What is needed
The records below need to be repeated exactly, though not their pictures.

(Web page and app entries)

++++++

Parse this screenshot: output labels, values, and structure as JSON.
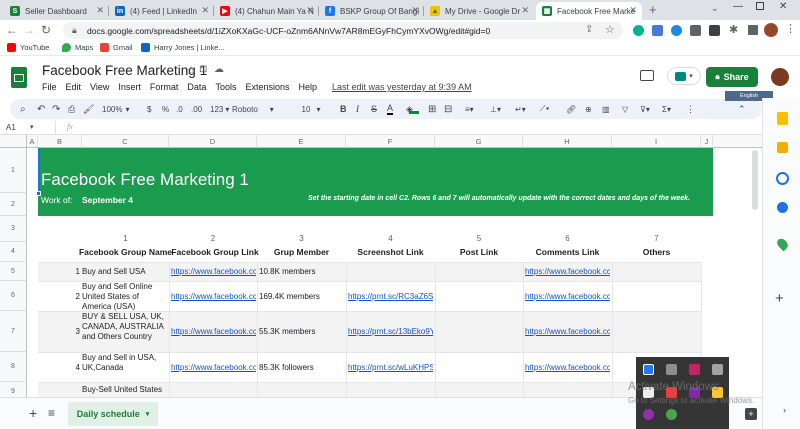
{
  "browser": {
    "tabs": [
      {
        "label": "Seller Dashboard",
        "icon": "seller-dashboard-icon",
        "color": "#188038",
        "glyph": "S"
      },
      {
        "label": "(4) Feed | LinkedIn",
        "icon": "linkedin-icon",
        "color": "#0a66c2",
        "glyph": "in"
      },
      {
        "label": "(4) Chahun Main Ya N",
        "icon": "youtube-icon",
        "color": "#ff0000",
        "glyph": "▶"
      },
      {
        "label": "BSKP Group Of Bangl",
        "icon": "facebook-icon",
        "color": "#1877f2",
        "glyph": "f"
      },
      {
        "label": "My Drive - Google Dr",
        "icon": "google-drive-icon",
        "color": "#fbbc04",
        "glyph": "▲"
      },
      {
        "label": "Facebook Free Marke",
        "icon": "sheets-icon",
        "color": "#188038",
        "glyph": "▦"
      }
    ],
    "new_tab": "+",
    "url": "docs.google.com/spreadsheets/d/1iZXoKXaGc-UCF-oZnm6ANnVw7AR8mEGyFhCymYXvOWg/edit#gid=0",
    "bookmarks": [
      {
        "label": "YouTube",
        "color": "#ff0000"
      },
      {
        "label": "Maps",
        "color": "#34a853"
      },
      {
        "label": "Gmail",
        "color": "#ea4335"
      },
      {
        "label": "Harry Jones | Linke...",
        "color": "#0a66c2"
      }
    ]
  },
  "sheets": {
    "title": "Facebook Free Marketing 1",
    "menu": [
      "File",
      "Edit",
      "View",
      "Insert",
      "Format",
      "Data",
      "Tools",
      "Extensions",
      "Help"
    ],
    "last_edit": "Last edit was yesterday at 9:39 AM",
    "share_label": "Share",
    "toolbar": {
      "zoom": "100%",
      "currency": "$",
      "percent": "%",
      "dec_less": ".0",
      "dec_more": ".00",
      "format_123": "123",
      "font": "Roboto",
      "font_size": "10",
      "bold": "B",
      "italic": "I",
      "strike": "S",
      "text_color": "A"
    },
    "name_box": "A1",
    "fx": "fx",
    "columns": [
      "A",
      "B",
      "C",
      "D",
      "E",
      "F",
      "G",
      "H",
      "I",
      "J"
    ],
    "rows": [
      "1",
      "2",
      "3",
      "4",
      "5",
      "6",
      "7",
      "8",
      "9"
    ],
    "banner": {
      "title": "Facebook Free Marketing 1",
      "work_of_label": "Work of:",
      "work_of_value": "September 4",
      "note": "Set the starting date in cell C2. Rows 6 and 7 will automatically update with the correct dates and days of the week."
    },
    "column_numbers": [
      "1",
      "2",
      "3",
      "4",
      "5",
      "6",
      "7"
    ],
    "column_headers": [
      "Facebook Group Name",
      "Facebook Group Link",
      "Grup Member",
      "Screenshot Link",
      "Post Link",
      "Comments Link",
      "Others"
    ],
    "data_rows": [
      {
        "num": "1",
        "name": "Buy and Sell USA",
        "link": "https://www.facebook.cc",
        "members": "10.8K members",
        "screenshot": "",
        "post": "",
        "comments": "https://www.facebook.cc",
        "others": ""
      },
      {
        "num": "2",
        "name": "Buy and Sell Online United States of America (USA)",
        "link": "https://www.facebook.cc",
        "members": "169.4K members",
        "screenshot": "https://prnt.sc/RC3aZ6S",
        "post": "",
        "comments": "https://www.facebook.cc",
        "others": ""
      },
      {
        "num": "3",
        "name": "BUY & SELL USA, UK, CANADA, AUSTRALIA and Others Country",
        "link": "https://www.facebook.cc",
        "members": "55.3K members",
        "screenshot": "https://prnt.sc/13bEko9Y",
        "post": "",
        "comments": "https://www.facebook.cc",
        "others": ""
      },
      {
        "num": "4",
        "name": "Buy and Sell in USA, UK,Canada",
        "link": "https://www.facebook.cc",
        "members": "85.3K followers",
        "screenshot": "https://prnt.sc/wLuKHPS",
        "post": "",
        "comments": "https://www.facebook.cc",
        "others": ""
      },
      {
        "num": "",
        "name": "Buy-Sell United States",
        "link": "",
        "members": "",
        "screenshot": "",
        "post": "",
        "comments": "",
        "others": ""
      }
    ],
    "sheet_tab": "Daily schedule",
    "add_sheet": "+",
    "all_sheets": "≡"
  },
  "sidepanel": {
    "english_badge": "English"
  },
  "windows": {
    "activate_title": "Activate Windows",
    "activate_sub": "Go to Settings to activate Windows."
  },
  "colors": {
    "banner": "#1a9b4d",
    "sheets_green": "#188038",
    "link": "#1155cc",
    "share_button": "#188038",
    "row_band": "#f3f3f3"
  }
}
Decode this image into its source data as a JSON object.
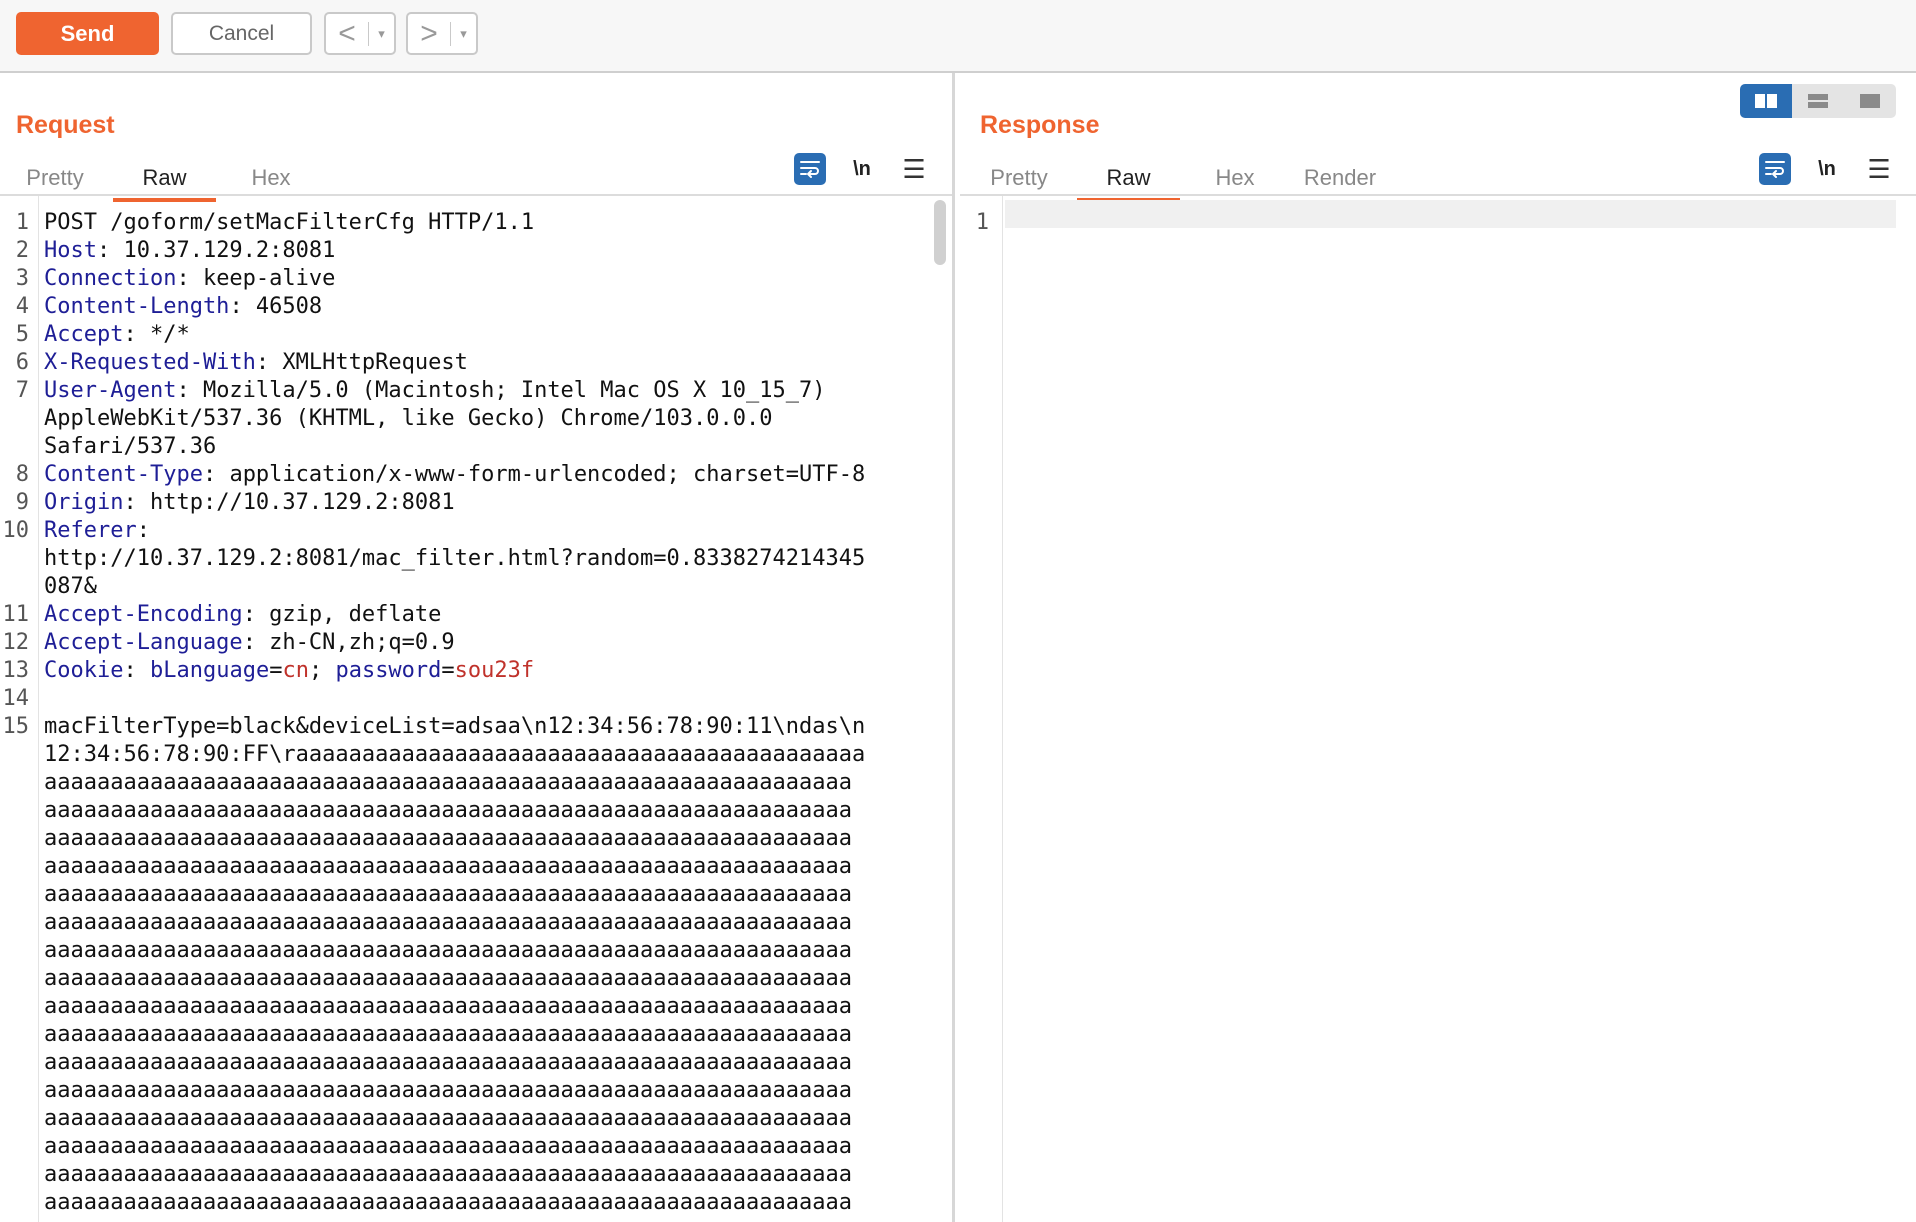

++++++

Answer to this task
Parse this screenshot: output labels, values, and structure as JSON.
{
  "browser": {
    "tabs": [
      {
        "label": "Seller Dashboard",
        "icon": "seller-dashboard-icon",
        "color": "#188038",
        "glyph": "S"
      },
      {
        "label": "(4) Feed | LinkedIn",
        "icon": "linkedin-icon",
        "color": "#0a66c2",
        "glyph": "in"
      },
      {
        "label": "(4) Chahun Main Ya N",
        "icon": "youtube-icon",
        "color": "#ff0000",
        "glyph": "▶"
      },
      {
        "label": "BSKP Group Of Bangl",
        "icon": "facebook-icon",
        "color": "#1877f2",
        "glyph": "f"
      },
      {
        "label": "My Drive - Google Dr",
        "icon": "google-drive-icon",
        "color": "#fbbc04",
        "glyph": "▲"
      },
      {
        "label": "Facebook Free Marke",
        "icon": "sheets-icon",
        "color": "#188038",
        "glyph": "▦"
      }
    ],
    "new_tab": "+",
    "url": "docs.google.com/spreadsheets/d/1iZXoKXaGc-UCF-oZnm6ANnVw7AR8mEGyFhCymYXvOWg/edit#gid=0",
    "bookmarks": [
      {
        "label": "YouTube",
        "color": "#ff0000"
      },
      {
        "label": "Maps",
        "color": "#34a853"
      },
      {
        "label": "Gmail",
        "color": "#ea4335"
      },
      {
        "label": "Harry Jones | Linke...",
        "color": "#0a66c2"
      }
    ]
  },
  "sheets": {
    "title": "Facebook Free Marketing 1",
    "menu": [
      "File",
      "Edit",
      "View",
      "Insert",
      "Format",
      "Data",
      "Tools",
      "Extensions",
      "Help"
    ],
    "last_edit": "Last edit was yesterday at 9:39 AM",
    "share_label": "Share",
    "toolbar": {
      "zoom": "100%",
      "currency": "$",
      "percent": "%",
      "dec_less": ".0",
      "dec_more": ".00",
      "format_123": "123",
      "font": "Roboto",
      "font_size": "10",
      "bold": "B",
      "italic": "I",
      "strike": "S",
      "text_color": "A"
    },
    "name_box": "A1",
    "fx": "fx",
    "columns": [
      "A",
      "B",
      "C",
      "D",
      "E",
      "F",
      "G",
      "H",
      "I",
      "J"
    ],
    "rows": [
      "1",
      "2",
      "3",
      "4",
      "5",
      "6",
      "7",
      "8",
      "9"
    ],
    "banner": {
      "title": "Facebook Free Marketing 1",
      "work_of_label": "Work of:",
      "work_of_value": "September 4",
      "note": "Set the starting date in cell C2. Rows 6 and 7 will automatically update with the correct dates and days of the week."
    },
    "column_numbers": [
      "1",
      "2",
      "3",
      "4",
      "5",
      "6",
      "7"
    ],
    "column_headers": [
      "Facebook Group Name",
      "Facebook Group Link",
      "Grup Member",
      "Screenshot Link",
      "Post Link",
      "Comments Link",
      "Others"
    ],
    "data_rows": [
      {
        "num": "1",
        "name": "Buy and Sell USA",
        "link": "https://www.facebook.cc",
        "members": "10.8K members",
        "screenshot": "",
        "post": "",
        "comments": "https://www.facebook.cc",
        "others": ""
      },
      {
        "num": "2",
        "name": "Buy and Sell Online United States of America (USA)",
        "link": "https://www.facebook.cc",
        "members": "169.4K members",
        "screenshot": "https://prnt.sc/RC3aZ6S",
        "post": "",
        "comments": "https://www.facebook.cc",
        "others": ""
      },
      {
        "num": "3",
        "name": "BUY & SELL USA, UK, CANADA, AUSTRALIA and Others Country",
        "link": "https://www.facebook.cc",
        "members": "55.3K members",
        "screenshot": "https://prnt.sc/13bEko9Y",
        "post": "",
        "comments": "https://www.facebook.cc",
        "others": ""
      },
      {
        "num": "4",
        "name": "Buy and Sell in USA, UK,Canada",
        "link": "https://www.facebook.cc",
        "members": "85.3K followers",
        "screenshot": "https://prnt.sc/wLuKHPS",
        "post": "",
        "comments": "https://www.facebook.cc",
        "others": ""
      },
      {
        "num": "",
        "name": "Buy-Sell United States",
        "link": "",
        "members": "",
        "screenshot": "",
        "post": "",
        "comments": "",
        "others": ""
      }
    ],
    "sheet_tab": "Daily schedule",
    "add_sheet": "+",
    "all_sheets": "≡"
  },
  "sidepanel": {
    "english_badge": "English"
  },
  "windows": {
    "activate_title": "Activate Windows",
    "activate_sub": "Go to Settings to activate Windows."
  },
  "colors": {
    "banner": "#1a9b4d",
    "sheets_green": "#188038",
    "link": "#1155cc",
    "share_button": "#188038",
    "row_band": "#f3f3f3"
  }
}
Decode this image into its source data as a JSON object.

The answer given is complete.